■ **Task instructions**:
Say the number of lines holding the word "description" in the data, and leave out everything else.

#####

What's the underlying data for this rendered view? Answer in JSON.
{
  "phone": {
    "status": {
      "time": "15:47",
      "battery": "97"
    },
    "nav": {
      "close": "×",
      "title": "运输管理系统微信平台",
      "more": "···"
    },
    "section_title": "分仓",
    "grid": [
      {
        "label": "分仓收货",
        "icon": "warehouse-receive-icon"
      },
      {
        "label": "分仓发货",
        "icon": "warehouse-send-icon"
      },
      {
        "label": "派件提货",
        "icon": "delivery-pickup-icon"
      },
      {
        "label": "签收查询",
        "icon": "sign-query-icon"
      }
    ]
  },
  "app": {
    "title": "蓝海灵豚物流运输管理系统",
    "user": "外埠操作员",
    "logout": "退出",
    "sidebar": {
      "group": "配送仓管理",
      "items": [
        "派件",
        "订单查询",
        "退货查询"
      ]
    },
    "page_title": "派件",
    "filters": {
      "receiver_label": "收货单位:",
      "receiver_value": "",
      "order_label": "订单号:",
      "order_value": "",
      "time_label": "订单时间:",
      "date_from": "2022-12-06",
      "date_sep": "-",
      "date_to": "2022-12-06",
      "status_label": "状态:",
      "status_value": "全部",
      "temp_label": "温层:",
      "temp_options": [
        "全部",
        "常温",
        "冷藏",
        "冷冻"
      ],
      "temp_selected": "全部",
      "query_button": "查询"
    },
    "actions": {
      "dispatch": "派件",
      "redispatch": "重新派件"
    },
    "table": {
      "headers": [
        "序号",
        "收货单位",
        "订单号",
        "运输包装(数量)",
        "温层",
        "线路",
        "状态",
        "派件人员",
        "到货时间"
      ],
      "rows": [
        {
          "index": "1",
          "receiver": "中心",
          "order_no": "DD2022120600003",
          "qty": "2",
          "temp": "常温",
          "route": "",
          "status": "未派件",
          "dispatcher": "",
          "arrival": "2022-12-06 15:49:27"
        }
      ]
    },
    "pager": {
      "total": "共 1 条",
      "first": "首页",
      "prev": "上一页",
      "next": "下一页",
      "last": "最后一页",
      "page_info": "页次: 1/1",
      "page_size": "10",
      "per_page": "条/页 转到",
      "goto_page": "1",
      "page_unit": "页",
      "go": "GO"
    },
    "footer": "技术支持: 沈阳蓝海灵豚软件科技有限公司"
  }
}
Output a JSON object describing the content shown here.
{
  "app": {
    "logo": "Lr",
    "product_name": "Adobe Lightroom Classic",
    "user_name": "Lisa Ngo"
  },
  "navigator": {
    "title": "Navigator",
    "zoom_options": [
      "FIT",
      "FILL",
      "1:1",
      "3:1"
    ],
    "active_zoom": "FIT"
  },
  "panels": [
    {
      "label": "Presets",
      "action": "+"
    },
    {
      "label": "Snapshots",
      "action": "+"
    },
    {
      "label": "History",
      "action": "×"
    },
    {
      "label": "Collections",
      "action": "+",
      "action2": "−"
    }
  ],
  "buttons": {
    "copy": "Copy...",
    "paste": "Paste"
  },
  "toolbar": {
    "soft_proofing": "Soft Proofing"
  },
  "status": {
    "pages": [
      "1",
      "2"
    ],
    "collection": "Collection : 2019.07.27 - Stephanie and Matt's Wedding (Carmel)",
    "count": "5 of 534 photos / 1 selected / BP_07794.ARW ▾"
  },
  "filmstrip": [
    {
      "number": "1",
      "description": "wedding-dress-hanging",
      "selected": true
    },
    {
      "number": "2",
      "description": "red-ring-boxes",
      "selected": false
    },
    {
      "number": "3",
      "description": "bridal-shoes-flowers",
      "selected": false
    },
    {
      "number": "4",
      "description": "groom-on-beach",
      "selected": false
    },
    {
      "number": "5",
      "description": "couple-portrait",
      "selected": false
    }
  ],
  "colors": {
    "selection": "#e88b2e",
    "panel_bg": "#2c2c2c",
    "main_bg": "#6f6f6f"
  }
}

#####

■ **Task output**:
5